— What you are asked to do —
Copy the entries below word for word, but omit any pictures they contain.

— Dataset entries —
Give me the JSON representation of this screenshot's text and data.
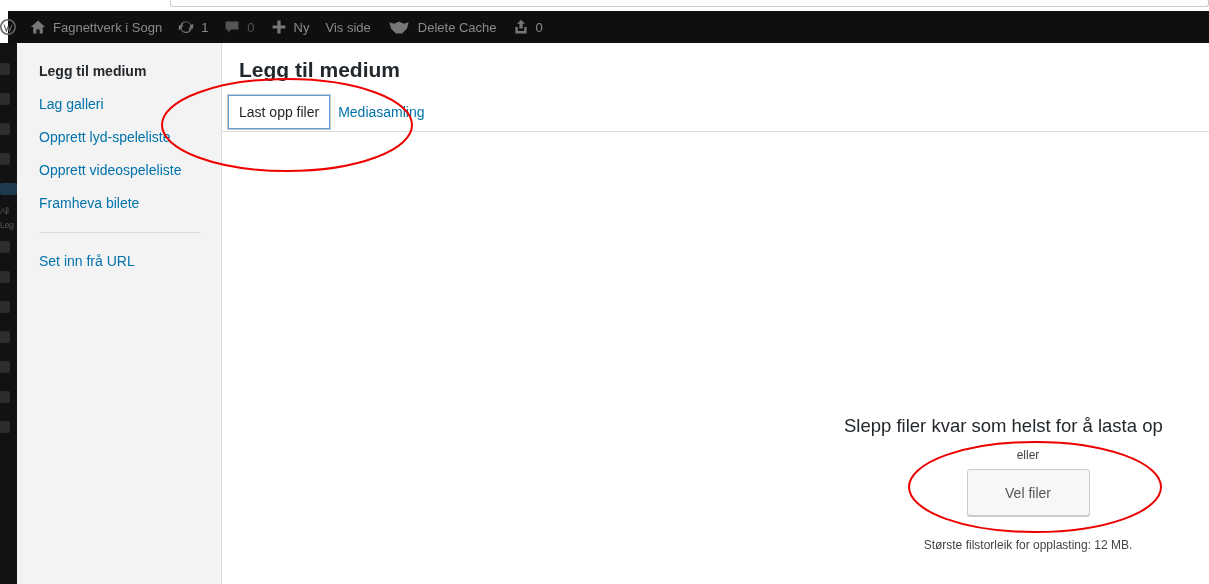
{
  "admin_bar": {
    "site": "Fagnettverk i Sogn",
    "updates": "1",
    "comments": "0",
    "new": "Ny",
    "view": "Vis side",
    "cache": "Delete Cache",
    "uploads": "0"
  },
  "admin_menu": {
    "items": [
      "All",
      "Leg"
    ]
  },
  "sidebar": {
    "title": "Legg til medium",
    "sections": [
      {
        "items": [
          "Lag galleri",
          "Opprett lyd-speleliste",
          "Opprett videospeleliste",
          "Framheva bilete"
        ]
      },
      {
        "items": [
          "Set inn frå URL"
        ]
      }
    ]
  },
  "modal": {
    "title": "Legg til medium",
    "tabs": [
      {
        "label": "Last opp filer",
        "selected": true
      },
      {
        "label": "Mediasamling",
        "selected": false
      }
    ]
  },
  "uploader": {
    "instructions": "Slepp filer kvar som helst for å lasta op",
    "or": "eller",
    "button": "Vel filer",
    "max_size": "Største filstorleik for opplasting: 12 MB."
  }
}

— Solution —
Give me the JSON representation of this screenshot's text and data.
{
  "admin_bar": {
    "site": "Fagnettverk i Sogn",
    "updates": "1",
    "comments": "0",
    "new": "Ny",
    "view": "Vis side",
    "cache": "Delete Cache",
    "uploads": "0"
  },
  "admin_menu": {
    "items": [
      "All",
      "Leg"
    ]
  },
  "sidebar": {
    "title": "Legg til medium",
    "sections": [
      {
        "items": [
          "Lag galleri",
          "Opprett lyd-speleliste",
          "Opprett videospeleliste",
          "Framheva bilete"
        ]
      },
      {
        "items": [
          "Set inn frå URL"
        ]
      }
    ]
  },
  "modal": {
    "title": "Legg til medium",
    "tabs": [
      {
        "label": "Last opp filer",
        "selected": true
      },
      {
        "label": "Mediasamling",
        "selected": false
      }
    ]
  },
  "uploader": {
    "instructions": "Slepp filer kvar som helst for å lasta op",
    "or": "eller",
    "button": "Vel filer",
    "max_size": "Største filstorleik for opplasting: 12 MB."
  }
}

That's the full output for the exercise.